## [REQUIREMENT]
The expected output is every entry, repeated word for word.

▽

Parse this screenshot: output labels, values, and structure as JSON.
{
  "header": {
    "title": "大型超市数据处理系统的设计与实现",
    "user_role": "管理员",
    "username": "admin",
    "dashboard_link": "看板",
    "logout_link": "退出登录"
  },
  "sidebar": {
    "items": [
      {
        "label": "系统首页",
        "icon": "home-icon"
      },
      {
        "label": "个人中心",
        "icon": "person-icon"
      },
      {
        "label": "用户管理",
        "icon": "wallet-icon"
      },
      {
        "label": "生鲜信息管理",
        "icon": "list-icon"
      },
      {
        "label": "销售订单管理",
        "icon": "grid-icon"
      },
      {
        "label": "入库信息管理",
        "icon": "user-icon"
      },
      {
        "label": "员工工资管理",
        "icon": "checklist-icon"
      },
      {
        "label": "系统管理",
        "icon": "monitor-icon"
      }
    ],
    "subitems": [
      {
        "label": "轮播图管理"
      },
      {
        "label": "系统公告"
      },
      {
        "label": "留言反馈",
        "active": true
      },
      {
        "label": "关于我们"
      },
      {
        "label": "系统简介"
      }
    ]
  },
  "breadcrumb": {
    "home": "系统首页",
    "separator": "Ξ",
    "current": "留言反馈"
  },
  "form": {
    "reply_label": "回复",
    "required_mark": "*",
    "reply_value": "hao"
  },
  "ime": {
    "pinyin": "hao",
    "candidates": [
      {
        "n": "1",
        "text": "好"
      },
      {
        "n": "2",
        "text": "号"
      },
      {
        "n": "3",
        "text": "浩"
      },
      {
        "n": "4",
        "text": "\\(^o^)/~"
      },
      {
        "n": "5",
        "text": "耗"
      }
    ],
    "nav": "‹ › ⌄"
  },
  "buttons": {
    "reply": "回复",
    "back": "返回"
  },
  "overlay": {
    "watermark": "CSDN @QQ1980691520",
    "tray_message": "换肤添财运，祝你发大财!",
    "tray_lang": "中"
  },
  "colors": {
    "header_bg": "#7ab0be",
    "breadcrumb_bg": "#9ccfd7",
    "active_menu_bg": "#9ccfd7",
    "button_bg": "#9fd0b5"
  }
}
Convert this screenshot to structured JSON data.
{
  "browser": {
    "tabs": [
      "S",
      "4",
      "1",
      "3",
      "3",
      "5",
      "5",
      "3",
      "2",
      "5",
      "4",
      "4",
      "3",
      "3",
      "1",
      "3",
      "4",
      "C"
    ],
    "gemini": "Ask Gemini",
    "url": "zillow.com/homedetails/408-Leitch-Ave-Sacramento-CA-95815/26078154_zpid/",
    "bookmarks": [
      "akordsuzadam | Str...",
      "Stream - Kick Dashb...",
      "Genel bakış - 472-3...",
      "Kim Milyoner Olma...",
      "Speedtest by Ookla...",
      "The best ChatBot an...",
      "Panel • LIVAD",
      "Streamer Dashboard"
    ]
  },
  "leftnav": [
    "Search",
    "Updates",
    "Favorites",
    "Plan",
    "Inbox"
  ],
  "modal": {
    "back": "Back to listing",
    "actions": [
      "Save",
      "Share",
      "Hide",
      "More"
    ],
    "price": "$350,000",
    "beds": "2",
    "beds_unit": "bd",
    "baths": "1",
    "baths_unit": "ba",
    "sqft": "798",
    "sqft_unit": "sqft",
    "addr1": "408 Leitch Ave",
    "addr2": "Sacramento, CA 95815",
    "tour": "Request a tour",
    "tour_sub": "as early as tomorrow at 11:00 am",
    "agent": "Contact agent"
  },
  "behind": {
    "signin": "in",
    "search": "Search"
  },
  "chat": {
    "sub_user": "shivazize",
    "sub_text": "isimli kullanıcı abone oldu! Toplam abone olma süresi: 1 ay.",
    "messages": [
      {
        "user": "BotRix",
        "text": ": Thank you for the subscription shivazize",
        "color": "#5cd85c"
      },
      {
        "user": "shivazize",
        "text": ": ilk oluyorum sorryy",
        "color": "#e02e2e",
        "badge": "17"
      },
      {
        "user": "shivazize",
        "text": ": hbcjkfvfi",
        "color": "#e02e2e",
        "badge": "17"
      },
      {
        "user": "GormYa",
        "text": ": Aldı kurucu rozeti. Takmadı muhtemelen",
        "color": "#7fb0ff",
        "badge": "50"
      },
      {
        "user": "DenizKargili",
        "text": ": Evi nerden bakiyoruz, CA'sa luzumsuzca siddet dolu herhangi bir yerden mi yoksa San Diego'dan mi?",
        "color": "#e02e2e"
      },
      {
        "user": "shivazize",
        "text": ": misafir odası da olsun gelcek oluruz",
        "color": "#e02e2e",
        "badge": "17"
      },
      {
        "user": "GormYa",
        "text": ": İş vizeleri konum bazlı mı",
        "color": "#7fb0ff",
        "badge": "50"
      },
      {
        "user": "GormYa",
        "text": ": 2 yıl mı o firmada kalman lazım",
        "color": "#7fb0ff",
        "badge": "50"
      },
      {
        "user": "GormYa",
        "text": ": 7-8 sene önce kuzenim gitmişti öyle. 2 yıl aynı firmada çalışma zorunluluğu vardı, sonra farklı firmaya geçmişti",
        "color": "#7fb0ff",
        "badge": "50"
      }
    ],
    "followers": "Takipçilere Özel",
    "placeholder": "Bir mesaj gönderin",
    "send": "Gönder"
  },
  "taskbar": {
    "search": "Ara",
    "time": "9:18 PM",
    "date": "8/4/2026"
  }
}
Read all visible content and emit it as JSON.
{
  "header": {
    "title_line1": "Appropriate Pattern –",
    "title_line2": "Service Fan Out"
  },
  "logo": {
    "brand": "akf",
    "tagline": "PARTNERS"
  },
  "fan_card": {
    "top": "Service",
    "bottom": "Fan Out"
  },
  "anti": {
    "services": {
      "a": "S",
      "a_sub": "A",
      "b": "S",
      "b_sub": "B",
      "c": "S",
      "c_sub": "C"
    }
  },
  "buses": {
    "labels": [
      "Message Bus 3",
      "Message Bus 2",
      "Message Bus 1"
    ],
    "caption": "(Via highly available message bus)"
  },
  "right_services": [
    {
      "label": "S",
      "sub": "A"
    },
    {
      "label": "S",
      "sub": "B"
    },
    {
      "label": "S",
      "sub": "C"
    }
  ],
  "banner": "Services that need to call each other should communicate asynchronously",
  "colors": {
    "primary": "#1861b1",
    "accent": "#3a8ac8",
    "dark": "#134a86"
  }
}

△

## [WORKED SOLUTION]
Parse this screenshot: output labels, values, and structure as JSON.
{
  "header": {
    "title": "大型超市数据处理系统的设计与实现",
    "user_role": "管理员",
    "username": "admin",
    "dashboard_link": "看板",
    "logout_link": "退出登录"
  },
  "sidebar": {
    "items": [
      {
        "label": "系统首页",
        "icon": "home-icon"
      },
      {
        "label": "个人中心",
        "icon": "person-icon"
      },
      {
        "label": "用户管理",
        "icon": "wallet-icon"
      },
      {
        "label": "生鲜信息管理",
        "icon": "list-icon"
      },
      {
        "label": "销售订单管理",
        "icon": "grid-icon"
      },
      {
        "label": "入库信息管理",
        "icon": "user-icon"
      },
      {
        "label": "员工工资管理",
        "icon": "checklist-icon"
      },
      {
        "label": "系统管理",
        "icon": "monitor-icon"
      }
    ],
    "subitems": [
      {
        "label": "轮播图管理"
      },
      {
        "label": "系统公告"
      },
      {
        "label": "留言反馈",
        "active": true
      },
      {
        "label": "关于我们"
      },
      {
        "label": "系统简介"
      }
    ]
  },
  "breadcrumb": {
    "home": "系统首页",
    "separator": "Ξ",
    "current": "留言反馈"
  },
  "form": {
    "reply_label": "回复",
    "required_mark": "*",
    "reply_value": "hao"
  },
  "ime": {
    "pinyin": "hao",
    "candidates": [
      {
        "n": "1",
        "text": "好"
      },
      {
        "n": "2",
        "text": "号"
      },
      {
        "n": "3",
        "text": "浩"
      },
      {
        "n": "4",
        "text": "\\(^o^)/~"
      },
      {
        "n": "5",
        "text": "耗"
      }
    ],
    "nav": "‹ › ⌄"
  },
  "buttons": {
    "reply": "回复",
    "back": "返回"
  },
  "overlay": {
    "watermark": "CSDN @QQ1980691520",
    "tray_message": "换肤添财运，祝你发大财!",
    "tray_lang": "中"
  },
  "colors": {
    "header_bg": "#7ab0be",
    "breadcrumb_bg": "#9ccfd7",
    "active_menu_bg": "#9ccfd7",
    "button_bg": "#9fd0b5"
  }
}
Convert this screenshot to structured JSON data.
{
  "browser": {
    "tabs": [
      "S",
      "4",
      "1",
      "3",
      "3",
      "5",
      "5",
      "3",
      "2",
      "5",
      "4",
      "4",
      "3",
      "3",
      "1",
      "3",
      "4",
      "C"
    ],
    "gemini": "Ask Gemini",
    "url": "zillow.com/homedetails/408-Leitch-Ave-Sacramento-CA-95815/26078154_zpid/",
    "bookmarks": [
      "akordsuzadam | Str...",
      "Stream - Kick Dashb...",
      "Genel bakış - 472-3...",
      "Kim Milyoner Olma...",
      "Speedtest by Ookla...",
      "The best ChatBot an...",
      "Panel • LIVAD",
      "Streamer Dashboard"
    ]
  },
  "leftnav": [
    "Search",
    "Updates",
    "Favorites",
    "Plan",
    "Inbox"
  ],
  "modal": {
    "back": "Back to listing",
    "actions": [
      "Save",
      "Share",
      "Hide",
      "More"
    ],
    "price": "$350,000",
    "beds": "2",
    "beds_unit": "bd",
    "baths": "1",
    "baths_unit": "ba",
    "sqft": "798",
    "sqft_unit": "sqft",
    "addr1": "408 Leitch Ave",
    "addr2": "Sacramento, CA 95815",
    "tour": "Request a tour",
    "tour_sub": "as early as tomorrow at 11:00 am",
    "agent": "Contact agent"
  },
  "behind": {
    "signin": "in",
    "search": "Search"
  },
  "chat": {
    "sub_user": "shivazize",
    "sub_text": "isimli kullanıcı abone oldu! Toplam abone olma süresi: 1 ay.",
    "messages": [
      {
        "user": "BotRix",
        "text": ": Thank you for the subscription shivazize",
        "color": "#5cd85c"
      },
      {
        "user": "shivazize",
        "text": ": ilk oluyorum sorryy",
        "color": "#e02e2e",
        "badge": "17"
      },
      {
        "user": "shivazize",
        "text": ": hbcjkfvfi",
        "color": "#e02e2e",
        "badge": "17"
      },
      {
        "user": "GormYa",
        "text": ": Aldı kurucu rozeti. Takmadı muhtemelen",
        "color": "#7fb0ff",
        "badge": "50"
      },
      {
        "user": "DenizKargili",
        "text": ": Evi nerden bakiyoruz, CA'sa luzumsuzca siddet dolu herhangi bir yerden mi yoksa San Diego'dan mi?",
        "color": "#e02e2e"
      },
      {
        "user": "shivazize",
        "text": ": misafir odası da olsun gelcek oluruz",
        "color": "#e02e2e",
        "badge": "17"
      },
      {
        "user": "GormYa",
        "text": ": İş vizeleri konum bazlı mı",
        "color": "#7fb0ff",
        "badge": "50"
      },
      {
        "user": "GormYa",
        "text": ": 2 yıl mı o firmada kalman lazım",
        "color": "#7fb0ff",
        "badge": "50"
      },
      {
        "user": "GormYa",
        "text": ": 7-8 sene önce kuzenim gitmişti öyle. 2 yıl aynı firmada çalışma zorunluluğu vardı, sonra farklı firmaya geçmişti",
        "color": "#7fb0ff",
        "badge": "50"
      }
    ],
    "followers": "Takipçilere Özel",
    "placeholder": "Bir mesaj gönderin",
    "send": "Gönder"
  },
  "taskbar": {
    "search": "Ara",
    "time": "9:18 PM",
    "date": "8/4/2026"
  }
}
Read all visible content and emit it as JSON.
{
  "header": {
    "title_line1": "Appropriate Pattern –",
    "title_line2": "Service Fan Out"
  },
  "logo": {
    "brand": "akf",
    "tagline": "PARTNERS"
  },
  "fan_card": {
    "top": "Service",
    "bottom": "Fan Out"
  },
  "anti": {
    "services": {
      "a": "S",
      "a_sub": "A",
      "b": "S",
      "b_sub": "B",
      "c": "S",
      "c_sub": "C"
    }
  },
  "buses": {
    "labels": [
      "Message Bus 3",
      "Message Bus 2",
      "Message Bus 1"
    ],
    "caption": "(Via highly available message bus)"
  },
  "right_services": [
    {
      "label": "S",
      "sub": "A"
    },
    {
      "label": "S",
      "sub": "B"
    },
    {
      "label": "S",
      "sub": "C"
    }
  ],
  "banner": "Services that need to call each other should communicate asynchronously",
  "colors": {
    "primary": "#1861b1",
    "accent": "#3a8ac8",
    "dark": "#134a86"
  }
}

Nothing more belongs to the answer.